Chapter 1 – Concentration/Samadhi Pada – Part 11
Obstacles & Solutions – Yoga Sutras (1.30-1.32)
Overview: As your practice evolves obstacles are to be expected. Yoga sutra 1.30 lists nine predictable obstacles that arise on your inner journey, and sutra 1.31 mentions four consequences that grow out of these obstacles.
Although the serious student may feel challenged as these obstacles (and their consequences) arise, they can take a degree of comfort in Patanjali’s assurance that they are perfectly natural and a predictable part of a maturing practice.
The Predictable Obstacles – Yoga Sutra (1.30):
There is a single, underlying principle that is the remedy for these obstacles and their consequences, and that is the one-pointedness of mind (1.32).
There are many ways in which this one-pointedness can be made steady. The basic principle lies in the uniformity and regularity of practice. A focused mind is less likely to get entangled in the quagmire of illusions and delusions that can occur as a result of these obstacles.
Now, on to the sutras:
Yoga Sutra (1.30) – vyadhi styana samshaya pramada alasya avirati bhranti-darshana alabdha-bhumikatva anavasthitatva chitta vikshepa te antarayah. Vyadhi means disease, illness, sickness. Styana implies dullness, mental laziness, procrastination. Samshaya is doubt, indecision. Pramada means carelessness, neglect of duty. Alasya means laziness, sloth. Avirati means sensuality or to dissipate our energies. Bhranti-Darshanais is false perception, wrong views (bhranti = false; darshana = views, perception). Alabdha-bhumikatva means failure to attain stages of practice (of concentration). Anavasthitatva means instability or slipping from the ground obtained. Chitta is mind field, “stuff” of the mind. Vikshepa means distraction, diversion. Te equals they are or these are. Antarayah means obstacles or impediments.
Together these words are translated as: Naturally encountered on the path are the following distractions that are found to be obstacles. There are nine and they are physical illness. Tendency of the mind to not work efficiently. Doubt or indecision. Lack of attention to pursuing the means of Samadhi. Laziness (both in mind and body). Failure to regulate the desire for worldly objects. Incorrect assumptions or thinking. Failing to attain certain stages of the practice. And instability in maintaining a level of practice once it has been attained.

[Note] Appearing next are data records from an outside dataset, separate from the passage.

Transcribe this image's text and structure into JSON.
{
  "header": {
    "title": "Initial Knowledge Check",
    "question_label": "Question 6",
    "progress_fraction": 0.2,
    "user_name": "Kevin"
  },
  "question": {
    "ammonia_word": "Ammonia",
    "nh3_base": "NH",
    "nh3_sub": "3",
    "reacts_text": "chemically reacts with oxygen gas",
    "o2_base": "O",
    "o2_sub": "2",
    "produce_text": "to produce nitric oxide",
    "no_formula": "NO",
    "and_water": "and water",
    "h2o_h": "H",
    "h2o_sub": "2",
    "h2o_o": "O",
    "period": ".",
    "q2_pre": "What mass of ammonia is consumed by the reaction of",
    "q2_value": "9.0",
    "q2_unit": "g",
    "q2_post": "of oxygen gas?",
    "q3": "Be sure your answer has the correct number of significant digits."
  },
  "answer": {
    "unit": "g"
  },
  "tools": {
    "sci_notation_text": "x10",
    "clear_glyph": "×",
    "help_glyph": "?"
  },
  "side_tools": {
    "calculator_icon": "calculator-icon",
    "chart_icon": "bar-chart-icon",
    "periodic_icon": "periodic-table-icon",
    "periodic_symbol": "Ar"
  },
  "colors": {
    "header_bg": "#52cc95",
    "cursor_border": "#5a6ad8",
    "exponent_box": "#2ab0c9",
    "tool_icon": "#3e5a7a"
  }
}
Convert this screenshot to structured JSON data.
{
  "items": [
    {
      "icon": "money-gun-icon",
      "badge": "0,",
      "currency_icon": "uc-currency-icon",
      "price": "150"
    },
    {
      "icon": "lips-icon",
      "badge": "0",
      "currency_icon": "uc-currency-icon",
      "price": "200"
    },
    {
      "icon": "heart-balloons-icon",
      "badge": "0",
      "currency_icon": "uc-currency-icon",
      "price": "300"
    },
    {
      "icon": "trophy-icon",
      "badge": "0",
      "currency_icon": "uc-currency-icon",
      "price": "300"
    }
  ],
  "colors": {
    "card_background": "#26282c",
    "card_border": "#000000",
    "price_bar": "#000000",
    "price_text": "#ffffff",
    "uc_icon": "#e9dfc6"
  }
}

The consequences of the obstacles that arise as a result of distractions are many. It is best to prevent these distractions from arising in the first place.
By making the mind one-pointed, we may focus it in such a way that the distraction does not arise. This may seem difficult in the beginning. But persistence will prove that the ability to focus the mind is critical and well worth the enormous effort to cultivate it.
Yoga Sutra (1.31) – duhkha daurmanasya angam-ejayatva shvasa prashvasah vikshepa sahabhuva. Duhkha represents pain (either mental or physical). Daurmanasya is sadness, despair or depression. Angam-Ejayatva (Anga is limbs or body and Ejayatva unsteadiness, shakiness). Shvasa expresses inhalation (implying agitated breathing). Prashvasah means exhalation (also implying agitated breathing). Vikshepa is distractions. Sahabhuva means symptoms, accompaniments.
This sutra is translated as: From the obstacles listed in sutra 1.30 there are four additional consequences that also arise:
- Mental or physical pain,
- Sadness or dejection,
- Restlessness, shakiness, or anxiety, and
- Irregularities in the exhalation and inhalation of breath.
Yoga Sutra (1.32) – tat pratisedha artham eka tattva abhyasah. Tat equals those or their. Pratisedha means prevent, reduce, diminish. Artham is for the purpose of or in order to. Eka is one, single. Tattva means truth, principle or topic. Abhyasah is practice (enthusiastic).
Translated this sutra means: To prevent or overcome these obstacles and their consequences, making the mind one-pointed is recommended. This is done by training the mind to focus on a single principle or object.
As Swami Satchidananda has paraphrased – “We are told not to become spiritual “grazers,” moving from one practice to another, but instead to sink our roots deep and commit with faith to a (one-pointed) practice that suits our own needs.”
Coming up – part 12 in this series is next.